Like most women, I’m on a perpetual search for ways to stay in shape. Sitting at a desk all day and doing everything in your power to avoid the box of donuts in the breakroom can certainly be mentally exhausting, but in the end we all need to find something that keeps us physically active – and the walk to and from the train doesn’t exactly cut it.
My exercise of choice over the last few years has been running – mostly so I can eat the pints of Graeter’s ice cream lined up inside my freezer door – but also because I can do it almost anywhere, it doesn’t require an expensive membership fee and I truly do feel a sense of freedom and calm when it’s just me and the pavement. I have even dabbled in some long-distance races, and last winter (in a moment of weakness) I reluctantly agreed to run a Marathon with one of my friends. And so the training began. As anyone that has ever run a marathon knows, some of the training runs can last for 3-4 hours and it’s very easy to lose track of your pace per mile, how far you’ve actually run and most importantly, how much farther you still have to go. Being able to track my progress turned the run into a journey with an end and allowed me to set specific goals in regard to pace and distance. Since I’m always on the lookout for “an app for that”, the week before our training runs commenced I decided to check the App Store for something that could potentially help with all of this.
I tried a couple of different options, but the app that ultimately won a place on my homescreen is called Endomondo.
How We Use It
Endomondo is a sports/fitness tracker that uses your phone’s built-in GPS to track a workout in any number of activities. Options range from the most common activities like running and biking – to things like skiing, tennis and orienteering (super common, I’m sure). But you get the idea – lots of variety here. There is a “Free” version and a “Pro” version ($4) of the app – the latter gives you a few more advanced features but I opted for the Free version and it met all of my needs.
Another unique aspect of Endomondo is the social dimension of the app. I haven’t used the social features extensively, but my Mom shares her workouts with me (most likely completely unintentionally). I guess it’s a nice option to have if you’re into that sort of thing and want to brag about your latest Saturday morning training session and make your friends feel bad as they check Facebook in between bites of their overindulgent brunch. In return, your friends can follow your workout live and if they think you’re in need of a little extra motivation they can send you pep-talks that are read aloud to you in real time. I’ve made a note to harass my Mom with this in the very near future.

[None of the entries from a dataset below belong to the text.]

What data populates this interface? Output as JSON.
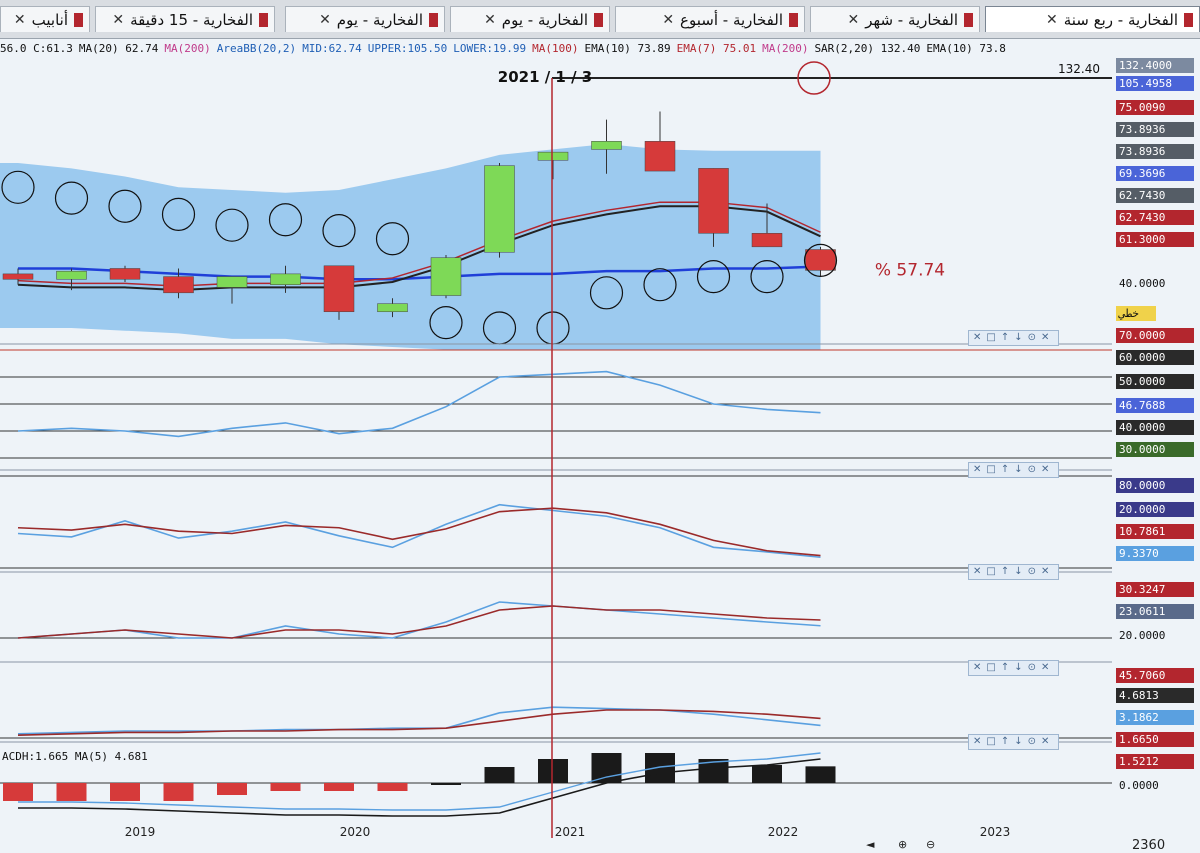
{
  "tabs": [
    {
      "label": "الفخارية - ربع سنة",
      "active": true
    },
    {
      "label": "الفخارية - شهر"
    },
    {
      "label": "الفخارية - أسبوع"
    },
    {
      "label": "الفخارية - يوم"
    },
    {
      "label": "الفخارية - يوم"
    },
    {
      "label": "الفخارية - 15 دقيقة"
    },
    {
      "label": "أنابيب"
    }
  ],
  "infobar": [
    {
      "text": "56.0 C:61.3",
      "color": "#111111"
    },
    {
      "text": "MA(20) 62.74",
      "color": "#111111"
    },
    {
      "text": "MA(200)",
      "color": "#c03a8a"
    },
    {
      "text": "AreaBB(20,2)",
      "color": "#1f5fb5"
    },
    {
      "text": "MID:62.74",
      "color": "#1f5fb5"
    },
    {
      "text": "UPPER:105.50",
      "color": "#1f5fb5"
    },
    {
      "text": "LOWER:19.99",
      "color": "#1f5fb5"
    },
    {
      "text": "MA(100)",
      "color": "#b3262e"
    },
    {
      "text": "EMA(10) 73.89",
      "color": "#111111"
    },
    {
      "text": "EMA(7) 75.01",
      "color": "#b3262e"
    },
    {
      "text": "MA(200)",
      "color": "#c03a8a"
    },
    {
      "text": "SAR(2,20) 132.40",
      "color": "#111111"
    },
    {
      "text": "EMA(10) 73.8",
      "color": "#111111"
    }
  ],
  "annotations": {
    "date_marker": "2021 / 1 / 3",
    "hline_value": "132.40",
    "percent": "% 57.74",
    "line_tool": "خطي"
  },
  "bottom": {
    "value": "2360"
  },
  "colors": {
    "bull": "#7ed957",
    "bear": "#d63a3a",
    "band": "#5aa8e8",
    "cursor": "#b3262e"
  },
  "chart_data": [
    {
      "type": "candlestick",
      "title": "الفخارية - ربع سنة",
      "x": [
        "2019",
        "2020",
        "2021",
        "2022",
        "2023"
      ],
      "ylim": [
        40,
        132.4
      ],
      "candles": [
        {
          "o": 60,
          "h": 62,
          "l": 56,
          "c": 58
        },
        {
          "o": 58,
          "h": 62,
          "l": 54,
          "c": 61
        },
        {
          "o": 62,
          "h": 63,
          "l": 57,
          "c": 58
        },
        {
          "o": 59,
          "h": 62,
          "l": 51,
          "c": 53
        },
        {
          "o": 55,
          "h": 57,
          "l": 49,
          "c": 59
        },
        {
          "o": 56,
          "h": 63,
          "l": 53,
          "c": 60
        },
        {
          "o": 63,
          "h": 63,
          "l": 43,
          "c": 46
        },
        {
          "o": 46,
          "h": 51,
          "l": 44,
          "c": 49
        },
        {
          "o": 52,
          "h": 67,
          "l": 51,
          "c": 66
        },
        {
          "o": 68,
          "h": 101,
          "l": 66,
          "c": 100
        },
        {
          "o": 102,
          "h": 104,
          "l": 95,
          "c": 105
        },
        {
          "o": 106,
          "h": 117,
          "l": 97,
          "c": 109
        },
        {
          "o": 109,
          "h": 120,
          "l": 100,
          "c": 98
        },
        {
          "o": 99,
          "h": 99,
          "l": 70,
          "c": 75
        },
        {
          "o": 75,
          "h": 86,
          "l": 70,
          "c": 70
        },
        {
          "o": 69,
          "h": 70,
          "l": 59,
          "c": 61.3
        }
      ],
      "sar": [
        92,
        88,
        85,
        82,
        78,
        80,
        76,
        73,
        42,
        40,
        40,
        53,
        56,
        59,
        59,
        65
      ],
      "bb_upper": [
        101,
        99,
        96,
        92,
        91,
        90,
        91,
        95,
        99,
        104,
        106,
        108,
        106,
        105.5,
        105.5,
        105.5
      ],
      "bb_lower": [
        40,
        40,
        39,
        38,
        36,
        36,
        34,
        33,
        32,
        32,
        32,
        32,
        32,
        32,
        32,
        32
      ],
      "ema10": [
        56,
        55,
        55,
        54,
        55,
        55,
        55,
        57,
        63,
        71,
        78,
        82,
        85,
        85,
        83,
        73.89
      ],
      "ma200": [
        62,
        62,
        61,
        60,
        59,
        59,
        58,
        58,
        59,
        60,
        60,
        61,
        61,
        62,
        62,
        62.74
      ],
      "labels": [
        "132.4000",
        "105.4958",
        "75.0090",
        "73.8936",
        "73.8936",
        "69.3696",
        "62.7430",
        "62.7430",
        "61.3000",
        "40.0000"
      ]
    },
    {
      "type": "line",
      "ylim": [
        30,
        70
      ],
      "series": [
        {
          "values": [
            40,
            41,
            40,
            38,
            41,
            43,
            39,
            41,
            49,
            60,
            61,
            62,
            57,
            50,
            48,
            46.7688
          ]
        }
      ],
      "labels": [
        "70.0000",
        "60.0000",
        "50.0000",
        "46.7688",
        "40.0000",
        "30.0000"
      ]
    },
    {
      "type": "line",
      "ylim": [
        0,
        80
      ],
      "series": [
        {
          "values": [
            30,
            27,
            41,
            26,
            32,
            40,
            28,
            18,
            38,
            55,
            50,
            45,
            35,
            18,
            14,
            9.337
          ]
        },
        {
          "values": [
            35,
            33,
            38,
            32,
            30,
            37,
            35,
            25,
            34,
            49,
            52,
            48,
            38,
            24,
            15,
            10.7861
          ]
        }
      ],
      "labels": [
        "80.0000",
        "20.0000",
        "10.7861",
        "9.3370"
      ]
    },
    {
      "type": "line",
      "ylim": [
        15,
        35
      ],
      "series": [
        {
          "values": [
            20,
            21,
            22,
            20,
            20,
            23,
            21,
            20,
            24,
            29,
            28,
            27,
            26,
            25,
            24,
            23.0611
          ]
        },
        {
          "values": [
            20,
            21,
            22,
            21,
            20,
            22,
            22,
            21,
            23,
            27,
            28,
            27,
            27,
            26,
            25,
            24.5
          ]
        }
      ],
      "labels": [
        "30.3247",
        "23.0611",
        "20.0000"
      ]
    },
    {
      "type": "line",
      "ylim": [
        0,
        50
      ],
      "series": [
        {
          "values": [
            3,
            4,
            5,
            5,
            5,
            6,
            6,
            7,
            7,
            18,
            22,
            21,
            20,
            17,
            13,
            9
          ]
        },
        {
          "values": [
            2,
            3,
            4,
            4,
            5,
            5,
            6,
            6,
            7,
            12,
            17,
            20,
            20,
            19,
            17,
            14
          ]
        }
      ],
      "labels": [
        "45.7060",
        "4.6813",
        "3.1862",
        "1.6650"
      ]
    },
    {
      "type": "bar",
      "series": [
        {
          "name": "MACDH",
          "values": [
            -1.8,
            -1.8,
            -1.8,
            -1.8,
            -1.2,
            -0.8,
            -0.8,
            -0.8,
            0,
            1.6,
            2.4,
            3.0,
            3.0,
            2.4,
            1.8,
            1.665
          ]
        },
        {
          "name": "MA(5)",
          "values": [
            -2.5,
            -2.5,
            -2.6,
            -2.8,
            -3,
            -3.2,
            -3.2,
            -3.3,
            -3.3,
            -3,
            -1.5,
            0,
            1,
            1.5,
            1.8,
            2.4
          ]
        }
      ],
      "header": "ACDH:1.665 MA(5) 4.681",
      "labels": [
        "1.5212",
        "0.0000"
      ]
    }
  ]
}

I ended up using the app on race day and it performed exceptionally well – even in rural Wisconsin where there was little to no cell service and a weak GPS signal. For all of you runners out there that are training for the Chicago Marathon (or any other Fall race!) I highly recommend checking out this app and seeing if it fits your needs. Whether you have specific goals in mind, or simply want a fun way to track your route and see how many calories you’ve burned (and thus how much ice cream you can eat later in the day), Endomondo has you covered.

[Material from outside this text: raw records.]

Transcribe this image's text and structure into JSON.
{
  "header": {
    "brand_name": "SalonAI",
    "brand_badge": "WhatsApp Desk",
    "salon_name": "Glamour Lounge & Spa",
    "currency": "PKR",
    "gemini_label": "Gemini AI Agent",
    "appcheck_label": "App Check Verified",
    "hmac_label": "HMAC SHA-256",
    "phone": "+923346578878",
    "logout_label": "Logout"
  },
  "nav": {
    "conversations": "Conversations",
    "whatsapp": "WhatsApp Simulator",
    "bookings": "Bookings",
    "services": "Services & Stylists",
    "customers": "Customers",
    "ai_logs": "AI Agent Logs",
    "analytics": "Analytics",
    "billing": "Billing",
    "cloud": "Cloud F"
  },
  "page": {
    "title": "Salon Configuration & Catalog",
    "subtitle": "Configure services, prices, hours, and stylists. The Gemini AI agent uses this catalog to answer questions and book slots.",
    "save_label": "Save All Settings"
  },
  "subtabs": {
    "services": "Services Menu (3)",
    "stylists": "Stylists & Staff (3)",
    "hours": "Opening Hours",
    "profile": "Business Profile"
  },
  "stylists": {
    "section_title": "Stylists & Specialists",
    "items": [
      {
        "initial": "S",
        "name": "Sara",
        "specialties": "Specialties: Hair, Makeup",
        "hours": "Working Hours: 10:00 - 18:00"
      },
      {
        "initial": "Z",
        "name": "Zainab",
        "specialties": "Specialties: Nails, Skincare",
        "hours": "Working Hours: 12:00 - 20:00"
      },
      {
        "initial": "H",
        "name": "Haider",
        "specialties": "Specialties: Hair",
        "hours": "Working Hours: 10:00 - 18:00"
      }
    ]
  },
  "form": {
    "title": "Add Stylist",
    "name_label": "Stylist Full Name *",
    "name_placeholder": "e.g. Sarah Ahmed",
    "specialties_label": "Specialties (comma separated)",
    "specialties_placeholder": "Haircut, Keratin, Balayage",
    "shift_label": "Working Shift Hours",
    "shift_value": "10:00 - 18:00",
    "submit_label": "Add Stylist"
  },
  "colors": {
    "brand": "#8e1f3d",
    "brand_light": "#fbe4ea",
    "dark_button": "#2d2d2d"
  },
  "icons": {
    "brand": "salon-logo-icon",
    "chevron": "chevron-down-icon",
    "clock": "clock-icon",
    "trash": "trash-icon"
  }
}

Why We Love It
- Tracks overall workout duration, distance and calories (there is also an option to pair the app with a bluetooth heart rate monitor). I measured mileage and calories against a more expensive heart rate monitor that I own and it was remarkably accurate.

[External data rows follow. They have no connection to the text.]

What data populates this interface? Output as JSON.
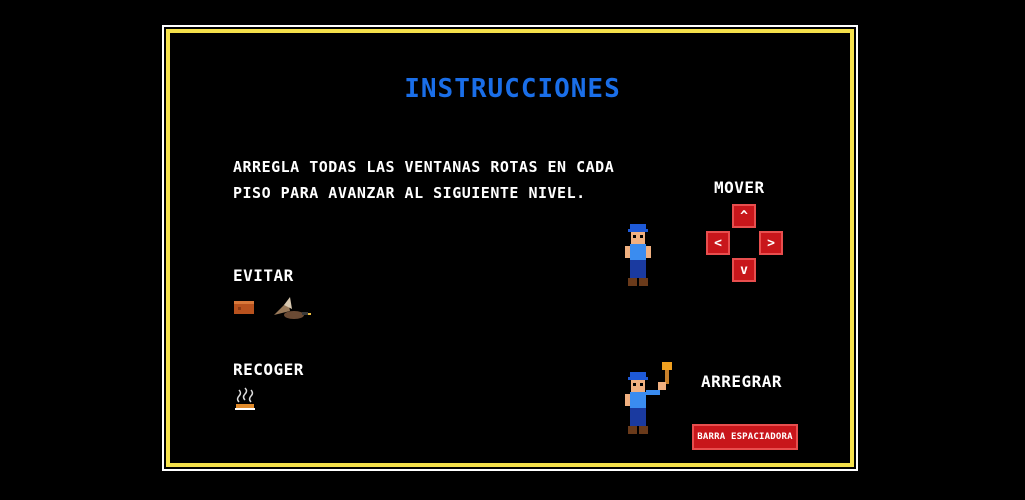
{
  "title": "INSTRUCCIONES",
  "intro": {
    "line1": "ARREGLA TODAS LAS VENTANAS ROTAS EN CADA",
    "line2": "PISO PARA AVANZAR AL SIGUIENTE NIVEL."
  },
  "sections": {
    "avoid_label": "EVITAR",
    "collect_label": "RECOGER",
    "move_label": "MOVER",
    "fix_label": "ARREGRAR"
  },
  "controls": {
    "up": "^",
    "left": "<",
    "right": ">",
    "down": "v",
    "space": "BARRA ESPACIADORA"
  },
  "icons": {
    "avoid": [
      "brick-icon",
      "duck-icon"
    ],
    "collect": [
      "pie-icon"
    ],
    "characters": [
      "fix-it-felix-standing",
      "fix-it-felix-hammer"
    ]
  },
  "colors": {
    "title": "#1a6ee8",
    "frame": "#f4e04a",
    "key": "#c8161b",
    "background": "#000000"
  }
}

- The GPS worked even when the signal was “moderate” and even when I didn’t have a cell signal.
- Offers a wide variety of options for Workout Plans in almost every activity/sport imaginable – from tracking a basic run (think “Quick Start” on a treadmill or elliptical) to setting very specific, detailed goals.
- Helps you stick to a workout routine if you need something/someone to keep you motivated and accountable, and is a free alternative to a real-life personal trainer.
- You can create a route on the desktop website (www.endomondo.com) which will show up on your phone and the app will then direct you along that route. This is especially helpful when trying to map out an 18 mile run in a dense city environment.
- View a map of your workout once you finish (you can view this from the website and on your phone). Below is the map of a training run I did in Central Park while on a trip to NYC. Pretty cool!
- The app “talks” to you and continually updates you on your progress throughout your training session. Since I preferred to keep my phone in my pocket during our runs, this prevented me from having to take my phone out and manually check my stats. The Endomondo lady (think creepy feminine robot voice) tells you how many miles you’ve run in xxx amount of time, and your pace for each individual mile. My running buddy and I wanted to complete our Marathon in under four hours so it was imperative that we track our pace closely. If you’re listening to music, the app will quickly update you on your stats and then your music will fade back in.
- For Android users, the post-workout map will be marked with the song you were listening to during any given mile. Very neat, and a feature I hope the iPhone version gets at some point.
- Tracks your split times (pace for each individual mile). This is helpful for longer distance workouts where you may want to see where you hit your stride, where you start to fade and the effect that water breaks/energy gel breaks have on your performance.
- Has an added “social” element (what app doesn’t these days!) that allows you to challenge a friend and share your workouts with others on the Endomondo desktop site, Twitter or Facebook.
- Provides you with a wealth of data to measure your progress and set goals to improve in specific areas (for ex. distance, duration, avg. speed, max speed, calories, altitude).
- Saves a history of all of your workouts so you can track your progress over time.
- And best of all – it has an EXTREMELY straightforward and friendly user interface!